EXERCISE DESCRIPTION :: When a line below contains the string "Tarefas", show that line.

=== DATASET CONTENT ===

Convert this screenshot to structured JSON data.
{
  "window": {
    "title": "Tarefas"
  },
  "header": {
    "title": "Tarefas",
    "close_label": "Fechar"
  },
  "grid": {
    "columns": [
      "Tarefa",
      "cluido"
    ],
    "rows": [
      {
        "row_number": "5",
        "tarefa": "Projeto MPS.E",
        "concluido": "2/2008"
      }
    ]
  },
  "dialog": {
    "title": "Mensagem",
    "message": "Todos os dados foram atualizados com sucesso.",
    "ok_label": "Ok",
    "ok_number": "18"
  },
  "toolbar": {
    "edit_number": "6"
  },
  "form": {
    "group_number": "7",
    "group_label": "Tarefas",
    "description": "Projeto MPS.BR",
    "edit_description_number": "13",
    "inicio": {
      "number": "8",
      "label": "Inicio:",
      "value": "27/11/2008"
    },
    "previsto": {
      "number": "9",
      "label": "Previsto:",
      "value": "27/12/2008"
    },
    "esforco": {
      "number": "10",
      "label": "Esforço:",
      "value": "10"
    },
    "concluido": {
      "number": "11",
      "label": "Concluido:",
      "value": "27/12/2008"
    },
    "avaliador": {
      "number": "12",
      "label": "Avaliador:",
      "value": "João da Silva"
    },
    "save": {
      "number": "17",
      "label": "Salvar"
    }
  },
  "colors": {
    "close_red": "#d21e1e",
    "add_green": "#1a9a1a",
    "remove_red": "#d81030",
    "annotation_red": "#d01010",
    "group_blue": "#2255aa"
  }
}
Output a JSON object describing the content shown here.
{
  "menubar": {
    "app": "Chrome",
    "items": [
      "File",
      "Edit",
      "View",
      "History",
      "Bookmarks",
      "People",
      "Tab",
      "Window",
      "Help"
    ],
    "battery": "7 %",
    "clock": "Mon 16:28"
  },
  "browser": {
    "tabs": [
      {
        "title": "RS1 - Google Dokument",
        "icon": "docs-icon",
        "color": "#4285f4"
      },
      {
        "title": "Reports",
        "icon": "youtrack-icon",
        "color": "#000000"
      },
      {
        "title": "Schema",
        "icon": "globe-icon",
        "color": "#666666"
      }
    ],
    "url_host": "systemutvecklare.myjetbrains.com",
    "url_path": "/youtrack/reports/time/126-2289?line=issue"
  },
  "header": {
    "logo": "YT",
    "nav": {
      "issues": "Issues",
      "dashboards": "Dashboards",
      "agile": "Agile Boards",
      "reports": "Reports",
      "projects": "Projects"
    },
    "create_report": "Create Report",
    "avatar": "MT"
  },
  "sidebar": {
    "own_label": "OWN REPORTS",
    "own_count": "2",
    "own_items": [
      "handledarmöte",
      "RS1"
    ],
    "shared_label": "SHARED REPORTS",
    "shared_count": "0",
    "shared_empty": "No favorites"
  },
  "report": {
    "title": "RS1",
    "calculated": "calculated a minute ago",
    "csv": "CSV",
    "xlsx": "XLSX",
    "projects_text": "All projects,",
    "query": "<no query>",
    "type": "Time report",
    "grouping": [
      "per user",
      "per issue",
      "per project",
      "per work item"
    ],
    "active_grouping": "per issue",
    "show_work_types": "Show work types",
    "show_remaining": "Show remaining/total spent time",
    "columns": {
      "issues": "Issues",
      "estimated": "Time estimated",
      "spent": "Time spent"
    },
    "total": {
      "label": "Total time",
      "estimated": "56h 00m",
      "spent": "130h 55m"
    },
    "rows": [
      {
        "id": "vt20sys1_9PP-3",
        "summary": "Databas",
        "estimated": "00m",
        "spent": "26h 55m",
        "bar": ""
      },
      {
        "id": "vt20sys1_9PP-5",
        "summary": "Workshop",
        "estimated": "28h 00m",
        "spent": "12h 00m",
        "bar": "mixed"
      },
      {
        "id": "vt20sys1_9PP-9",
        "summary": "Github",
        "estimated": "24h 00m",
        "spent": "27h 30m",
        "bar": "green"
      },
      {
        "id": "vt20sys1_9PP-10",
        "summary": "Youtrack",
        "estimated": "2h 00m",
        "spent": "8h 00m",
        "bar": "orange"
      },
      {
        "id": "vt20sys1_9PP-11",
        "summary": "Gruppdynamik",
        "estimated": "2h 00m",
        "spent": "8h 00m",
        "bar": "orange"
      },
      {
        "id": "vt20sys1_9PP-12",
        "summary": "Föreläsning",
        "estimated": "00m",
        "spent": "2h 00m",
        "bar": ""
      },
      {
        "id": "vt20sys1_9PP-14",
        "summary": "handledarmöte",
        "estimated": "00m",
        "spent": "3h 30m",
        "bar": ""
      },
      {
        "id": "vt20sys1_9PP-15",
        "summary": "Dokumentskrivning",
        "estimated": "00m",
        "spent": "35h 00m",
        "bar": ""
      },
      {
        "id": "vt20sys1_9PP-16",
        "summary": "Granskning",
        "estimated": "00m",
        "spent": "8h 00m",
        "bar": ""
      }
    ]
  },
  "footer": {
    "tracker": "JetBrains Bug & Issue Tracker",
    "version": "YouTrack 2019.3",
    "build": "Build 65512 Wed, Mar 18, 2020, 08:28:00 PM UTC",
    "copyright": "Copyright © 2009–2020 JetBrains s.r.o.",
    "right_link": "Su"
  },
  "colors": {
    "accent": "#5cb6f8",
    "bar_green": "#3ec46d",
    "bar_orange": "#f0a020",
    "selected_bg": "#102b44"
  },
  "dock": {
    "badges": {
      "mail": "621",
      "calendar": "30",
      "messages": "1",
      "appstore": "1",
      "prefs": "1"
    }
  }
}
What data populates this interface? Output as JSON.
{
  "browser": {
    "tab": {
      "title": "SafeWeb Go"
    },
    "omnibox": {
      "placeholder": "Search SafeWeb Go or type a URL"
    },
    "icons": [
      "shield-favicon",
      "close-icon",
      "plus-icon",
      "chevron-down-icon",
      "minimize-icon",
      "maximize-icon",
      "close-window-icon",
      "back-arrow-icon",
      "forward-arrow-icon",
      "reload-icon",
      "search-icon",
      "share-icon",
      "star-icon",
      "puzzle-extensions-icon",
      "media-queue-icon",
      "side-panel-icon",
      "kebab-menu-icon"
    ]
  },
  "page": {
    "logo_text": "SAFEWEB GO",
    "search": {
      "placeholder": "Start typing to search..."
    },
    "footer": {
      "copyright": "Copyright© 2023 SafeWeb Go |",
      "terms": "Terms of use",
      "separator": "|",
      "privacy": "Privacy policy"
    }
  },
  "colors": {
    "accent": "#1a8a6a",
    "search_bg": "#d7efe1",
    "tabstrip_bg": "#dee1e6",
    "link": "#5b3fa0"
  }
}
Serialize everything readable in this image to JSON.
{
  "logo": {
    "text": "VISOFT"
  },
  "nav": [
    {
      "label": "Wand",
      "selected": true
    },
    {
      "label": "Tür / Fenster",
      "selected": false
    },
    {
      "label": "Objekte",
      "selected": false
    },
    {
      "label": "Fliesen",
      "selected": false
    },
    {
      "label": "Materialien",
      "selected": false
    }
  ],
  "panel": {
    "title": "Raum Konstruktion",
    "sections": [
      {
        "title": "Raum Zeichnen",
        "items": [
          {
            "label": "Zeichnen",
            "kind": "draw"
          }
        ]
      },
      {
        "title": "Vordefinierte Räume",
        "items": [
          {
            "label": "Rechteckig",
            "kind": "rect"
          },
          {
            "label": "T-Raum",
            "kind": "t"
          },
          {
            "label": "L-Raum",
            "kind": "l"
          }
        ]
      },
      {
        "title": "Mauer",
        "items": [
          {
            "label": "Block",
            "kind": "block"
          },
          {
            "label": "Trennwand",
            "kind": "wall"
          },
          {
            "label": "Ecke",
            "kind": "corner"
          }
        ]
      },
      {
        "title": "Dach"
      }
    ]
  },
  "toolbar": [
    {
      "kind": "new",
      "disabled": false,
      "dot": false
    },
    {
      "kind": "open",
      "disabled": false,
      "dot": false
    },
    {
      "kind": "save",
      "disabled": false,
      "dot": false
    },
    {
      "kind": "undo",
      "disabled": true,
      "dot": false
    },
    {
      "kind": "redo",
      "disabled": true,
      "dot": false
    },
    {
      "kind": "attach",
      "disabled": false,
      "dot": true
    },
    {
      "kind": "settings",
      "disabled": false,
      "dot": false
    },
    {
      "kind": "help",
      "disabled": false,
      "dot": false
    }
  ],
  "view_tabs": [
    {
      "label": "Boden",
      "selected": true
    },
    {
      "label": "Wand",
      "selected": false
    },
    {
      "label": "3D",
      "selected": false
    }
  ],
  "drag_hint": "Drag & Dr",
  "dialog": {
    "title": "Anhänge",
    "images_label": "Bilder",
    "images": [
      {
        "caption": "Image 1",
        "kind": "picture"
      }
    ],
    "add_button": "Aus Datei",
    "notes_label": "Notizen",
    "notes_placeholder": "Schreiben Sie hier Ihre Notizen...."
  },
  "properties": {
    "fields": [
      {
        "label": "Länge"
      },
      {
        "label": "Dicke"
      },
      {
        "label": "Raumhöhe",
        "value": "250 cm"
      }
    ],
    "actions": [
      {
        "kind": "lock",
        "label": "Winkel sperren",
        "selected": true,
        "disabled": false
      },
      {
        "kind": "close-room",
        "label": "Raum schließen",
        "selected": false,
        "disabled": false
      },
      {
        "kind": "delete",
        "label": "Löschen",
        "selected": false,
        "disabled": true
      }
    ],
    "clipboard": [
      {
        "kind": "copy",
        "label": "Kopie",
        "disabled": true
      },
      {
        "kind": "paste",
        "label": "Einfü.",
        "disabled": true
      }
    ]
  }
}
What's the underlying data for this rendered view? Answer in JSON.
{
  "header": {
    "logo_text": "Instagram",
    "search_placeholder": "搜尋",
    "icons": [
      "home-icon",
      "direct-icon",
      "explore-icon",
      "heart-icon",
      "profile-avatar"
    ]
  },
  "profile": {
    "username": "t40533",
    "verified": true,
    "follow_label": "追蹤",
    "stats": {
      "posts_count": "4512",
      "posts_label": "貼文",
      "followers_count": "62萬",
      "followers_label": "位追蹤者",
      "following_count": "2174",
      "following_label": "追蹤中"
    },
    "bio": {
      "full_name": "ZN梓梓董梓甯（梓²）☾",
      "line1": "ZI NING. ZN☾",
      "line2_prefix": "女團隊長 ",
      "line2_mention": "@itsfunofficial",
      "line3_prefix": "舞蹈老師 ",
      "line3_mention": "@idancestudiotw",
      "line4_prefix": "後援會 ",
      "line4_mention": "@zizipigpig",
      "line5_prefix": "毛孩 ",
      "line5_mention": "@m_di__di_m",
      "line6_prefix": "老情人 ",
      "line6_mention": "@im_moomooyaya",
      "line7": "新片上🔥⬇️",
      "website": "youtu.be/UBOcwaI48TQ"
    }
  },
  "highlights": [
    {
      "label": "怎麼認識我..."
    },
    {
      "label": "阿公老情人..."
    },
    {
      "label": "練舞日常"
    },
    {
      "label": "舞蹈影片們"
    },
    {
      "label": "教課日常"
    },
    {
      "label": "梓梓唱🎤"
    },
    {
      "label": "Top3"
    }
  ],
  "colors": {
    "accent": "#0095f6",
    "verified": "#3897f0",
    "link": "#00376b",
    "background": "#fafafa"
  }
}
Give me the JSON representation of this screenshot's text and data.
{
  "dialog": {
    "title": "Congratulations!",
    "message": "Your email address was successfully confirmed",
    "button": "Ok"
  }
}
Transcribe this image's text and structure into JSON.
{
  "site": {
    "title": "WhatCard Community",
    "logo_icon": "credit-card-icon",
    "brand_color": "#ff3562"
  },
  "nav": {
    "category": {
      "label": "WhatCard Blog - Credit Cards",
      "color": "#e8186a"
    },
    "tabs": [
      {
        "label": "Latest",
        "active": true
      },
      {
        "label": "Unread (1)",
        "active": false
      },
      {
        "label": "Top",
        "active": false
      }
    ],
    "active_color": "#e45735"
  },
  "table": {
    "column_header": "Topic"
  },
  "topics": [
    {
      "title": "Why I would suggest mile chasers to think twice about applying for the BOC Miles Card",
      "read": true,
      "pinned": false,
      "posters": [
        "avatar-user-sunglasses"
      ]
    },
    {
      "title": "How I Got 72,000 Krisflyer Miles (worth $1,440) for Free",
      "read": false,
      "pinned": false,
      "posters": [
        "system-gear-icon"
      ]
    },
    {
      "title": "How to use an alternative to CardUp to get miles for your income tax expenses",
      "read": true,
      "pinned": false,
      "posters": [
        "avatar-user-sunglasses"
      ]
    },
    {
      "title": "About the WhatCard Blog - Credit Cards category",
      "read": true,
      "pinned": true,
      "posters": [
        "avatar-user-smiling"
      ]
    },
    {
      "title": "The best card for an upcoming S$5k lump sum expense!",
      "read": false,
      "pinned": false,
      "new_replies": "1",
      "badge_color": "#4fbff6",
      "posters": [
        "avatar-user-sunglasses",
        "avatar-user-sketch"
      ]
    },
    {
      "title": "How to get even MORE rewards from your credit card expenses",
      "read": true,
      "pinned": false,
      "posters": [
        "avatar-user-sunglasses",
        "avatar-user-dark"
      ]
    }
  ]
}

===

RESULT OF THIS EXERCISE ::
    "title": "Tarefas"
    "title": "Tarefas",
    "group_label": "Tarefas",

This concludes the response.